PROMPT:
All lines in the data that hold the word "this" need copying.

Dataset rows for apps and sites:
BEGIN
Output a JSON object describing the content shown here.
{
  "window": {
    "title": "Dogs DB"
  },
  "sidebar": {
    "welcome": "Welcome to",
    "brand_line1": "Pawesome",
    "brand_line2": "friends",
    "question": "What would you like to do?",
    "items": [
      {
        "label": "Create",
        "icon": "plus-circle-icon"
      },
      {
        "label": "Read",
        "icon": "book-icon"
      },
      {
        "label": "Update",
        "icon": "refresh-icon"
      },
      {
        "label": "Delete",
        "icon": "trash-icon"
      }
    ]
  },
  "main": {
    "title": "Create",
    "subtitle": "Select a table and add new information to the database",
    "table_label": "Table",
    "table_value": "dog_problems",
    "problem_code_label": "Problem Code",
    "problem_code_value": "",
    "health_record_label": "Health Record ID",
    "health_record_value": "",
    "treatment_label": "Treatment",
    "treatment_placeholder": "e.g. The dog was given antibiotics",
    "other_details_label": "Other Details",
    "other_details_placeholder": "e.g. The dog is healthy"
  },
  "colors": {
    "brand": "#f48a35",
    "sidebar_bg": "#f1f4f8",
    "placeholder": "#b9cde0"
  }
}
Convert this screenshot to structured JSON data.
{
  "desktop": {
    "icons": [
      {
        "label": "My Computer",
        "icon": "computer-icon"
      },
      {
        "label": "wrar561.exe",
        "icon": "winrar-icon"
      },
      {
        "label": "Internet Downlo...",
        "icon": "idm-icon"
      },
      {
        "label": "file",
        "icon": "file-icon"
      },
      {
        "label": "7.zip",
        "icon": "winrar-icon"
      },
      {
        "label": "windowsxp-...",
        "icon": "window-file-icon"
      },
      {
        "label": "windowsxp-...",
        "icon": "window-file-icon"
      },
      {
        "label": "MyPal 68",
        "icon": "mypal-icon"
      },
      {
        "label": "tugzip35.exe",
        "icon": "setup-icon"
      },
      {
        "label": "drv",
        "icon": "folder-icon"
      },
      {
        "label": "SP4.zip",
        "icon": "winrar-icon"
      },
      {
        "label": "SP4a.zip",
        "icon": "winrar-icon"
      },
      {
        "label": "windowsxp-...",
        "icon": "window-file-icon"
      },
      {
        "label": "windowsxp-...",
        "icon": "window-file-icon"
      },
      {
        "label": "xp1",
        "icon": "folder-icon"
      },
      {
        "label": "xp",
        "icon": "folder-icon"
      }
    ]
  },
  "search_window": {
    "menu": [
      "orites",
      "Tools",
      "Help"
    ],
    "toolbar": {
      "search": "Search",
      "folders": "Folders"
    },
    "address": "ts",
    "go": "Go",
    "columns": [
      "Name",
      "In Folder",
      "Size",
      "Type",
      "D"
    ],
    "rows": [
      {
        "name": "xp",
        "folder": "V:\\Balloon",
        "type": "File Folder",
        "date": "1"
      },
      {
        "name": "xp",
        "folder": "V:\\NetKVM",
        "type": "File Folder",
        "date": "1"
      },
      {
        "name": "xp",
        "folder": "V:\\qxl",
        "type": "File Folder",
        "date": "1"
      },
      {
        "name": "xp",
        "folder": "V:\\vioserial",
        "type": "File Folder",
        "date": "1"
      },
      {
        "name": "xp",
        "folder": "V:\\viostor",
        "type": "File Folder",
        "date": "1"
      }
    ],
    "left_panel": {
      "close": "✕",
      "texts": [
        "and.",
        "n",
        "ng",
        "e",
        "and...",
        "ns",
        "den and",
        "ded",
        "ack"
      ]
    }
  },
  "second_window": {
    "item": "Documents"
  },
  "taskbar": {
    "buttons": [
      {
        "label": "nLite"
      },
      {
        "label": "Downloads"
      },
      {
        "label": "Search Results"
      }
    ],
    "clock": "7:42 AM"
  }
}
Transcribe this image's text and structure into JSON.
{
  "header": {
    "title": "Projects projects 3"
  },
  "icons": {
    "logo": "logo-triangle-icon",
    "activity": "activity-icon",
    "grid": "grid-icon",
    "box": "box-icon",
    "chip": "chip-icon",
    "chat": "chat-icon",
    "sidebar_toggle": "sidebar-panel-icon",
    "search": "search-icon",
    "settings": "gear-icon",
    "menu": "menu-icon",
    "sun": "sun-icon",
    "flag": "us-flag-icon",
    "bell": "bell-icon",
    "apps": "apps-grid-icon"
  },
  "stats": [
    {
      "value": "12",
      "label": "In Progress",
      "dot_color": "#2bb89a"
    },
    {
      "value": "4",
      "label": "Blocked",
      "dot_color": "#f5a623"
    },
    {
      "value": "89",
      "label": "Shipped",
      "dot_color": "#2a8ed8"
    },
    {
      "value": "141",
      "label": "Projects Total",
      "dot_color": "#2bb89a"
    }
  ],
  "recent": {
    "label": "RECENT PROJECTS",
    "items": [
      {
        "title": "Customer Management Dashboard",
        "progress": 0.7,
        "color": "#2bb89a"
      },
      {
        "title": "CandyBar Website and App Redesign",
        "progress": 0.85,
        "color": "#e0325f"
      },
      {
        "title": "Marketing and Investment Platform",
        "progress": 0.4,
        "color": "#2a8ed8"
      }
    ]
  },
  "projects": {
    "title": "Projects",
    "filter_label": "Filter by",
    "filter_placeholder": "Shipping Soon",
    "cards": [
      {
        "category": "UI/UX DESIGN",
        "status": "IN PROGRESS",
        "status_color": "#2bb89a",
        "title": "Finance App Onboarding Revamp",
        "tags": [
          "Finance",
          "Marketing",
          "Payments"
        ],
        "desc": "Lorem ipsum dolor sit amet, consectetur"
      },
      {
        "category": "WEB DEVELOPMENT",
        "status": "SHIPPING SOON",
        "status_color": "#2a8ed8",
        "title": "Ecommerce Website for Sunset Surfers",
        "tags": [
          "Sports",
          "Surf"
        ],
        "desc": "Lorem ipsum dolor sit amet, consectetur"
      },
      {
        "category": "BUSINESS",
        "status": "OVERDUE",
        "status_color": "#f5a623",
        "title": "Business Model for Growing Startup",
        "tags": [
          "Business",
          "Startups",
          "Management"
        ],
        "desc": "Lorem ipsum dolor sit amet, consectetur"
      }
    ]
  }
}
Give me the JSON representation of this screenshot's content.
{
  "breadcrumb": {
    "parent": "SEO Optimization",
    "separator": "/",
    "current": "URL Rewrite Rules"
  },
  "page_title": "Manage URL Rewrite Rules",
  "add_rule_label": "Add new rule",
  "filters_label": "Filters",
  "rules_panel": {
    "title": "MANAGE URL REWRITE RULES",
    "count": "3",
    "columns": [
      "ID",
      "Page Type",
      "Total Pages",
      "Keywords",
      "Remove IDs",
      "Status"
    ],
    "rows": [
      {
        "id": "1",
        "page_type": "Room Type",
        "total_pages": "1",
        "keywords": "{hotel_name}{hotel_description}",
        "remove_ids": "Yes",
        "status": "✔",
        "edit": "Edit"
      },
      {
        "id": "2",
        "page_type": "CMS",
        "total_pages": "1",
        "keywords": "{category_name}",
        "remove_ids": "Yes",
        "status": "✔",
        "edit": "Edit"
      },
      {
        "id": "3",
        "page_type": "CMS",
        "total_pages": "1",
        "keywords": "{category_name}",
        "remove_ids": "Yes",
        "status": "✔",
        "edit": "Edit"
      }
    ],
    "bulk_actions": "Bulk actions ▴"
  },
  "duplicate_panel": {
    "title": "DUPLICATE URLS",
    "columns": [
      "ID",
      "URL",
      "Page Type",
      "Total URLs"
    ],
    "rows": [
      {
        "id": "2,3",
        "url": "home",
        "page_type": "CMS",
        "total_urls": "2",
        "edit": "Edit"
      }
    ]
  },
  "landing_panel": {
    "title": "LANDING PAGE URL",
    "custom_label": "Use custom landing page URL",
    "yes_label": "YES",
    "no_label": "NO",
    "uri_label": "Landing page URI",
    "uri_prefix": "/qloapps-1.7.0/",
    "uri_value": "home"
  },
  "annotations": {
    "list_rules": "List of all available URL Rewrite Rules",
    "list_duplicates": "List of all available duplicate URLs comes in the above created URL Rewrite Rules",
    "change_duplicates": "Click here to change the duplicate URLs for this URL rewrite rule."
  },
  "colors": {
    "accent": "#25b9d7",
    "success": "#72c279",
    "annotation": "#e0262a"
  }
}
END
TASK RESPONSE:
Convert this screenshot to structured JSON data.
Transcribe this image's text and structure into JSON.
Give me the JSON representation of this screenshot's content.
    "change_duplicates": "Click here to change the duplicate URLs for this URL rewrite rule."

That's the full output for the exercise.